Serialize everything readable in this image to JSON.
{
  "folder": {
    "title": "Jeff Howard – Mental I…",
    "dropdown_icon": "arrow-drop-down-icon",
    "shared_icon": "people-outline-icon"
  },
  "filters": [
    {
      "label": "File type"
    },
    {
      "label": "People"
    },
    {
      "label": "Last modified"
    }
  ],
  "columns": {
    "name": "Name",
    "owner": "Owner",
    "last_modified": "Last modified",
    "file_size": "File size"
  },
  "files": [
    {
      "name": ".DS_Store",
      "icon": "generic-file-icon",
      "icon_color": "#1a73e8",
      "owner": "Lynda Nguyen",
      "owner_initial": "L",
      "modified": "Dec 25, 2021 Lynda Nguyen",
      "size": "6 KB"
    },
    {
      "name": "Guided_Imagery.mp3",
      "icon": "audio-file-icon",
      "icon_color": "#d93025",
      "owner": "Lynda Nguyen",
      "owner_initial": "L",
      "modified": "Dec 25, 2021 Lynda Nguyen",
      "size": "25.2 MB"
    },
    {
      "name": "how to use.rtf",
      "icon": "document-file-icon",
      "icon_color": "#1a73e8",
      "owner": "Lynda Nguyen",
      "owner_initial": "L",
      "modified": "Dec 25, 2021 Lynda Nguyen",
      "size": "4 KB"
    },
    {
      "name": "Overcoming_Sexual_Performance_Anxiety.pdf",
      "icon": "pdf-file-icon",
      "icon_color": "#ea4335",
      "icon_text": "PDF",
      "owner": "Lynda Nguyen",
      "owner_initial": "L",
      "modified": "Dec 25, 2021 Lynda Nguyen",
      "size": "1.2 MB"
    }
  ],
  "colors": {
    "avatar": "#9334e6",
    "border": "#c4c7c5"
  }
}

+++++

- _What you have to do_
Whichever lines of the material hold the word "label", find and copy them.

- _Result of the exercise_
      "label": "File type"
      "label": "People"
      "label": "Last modified"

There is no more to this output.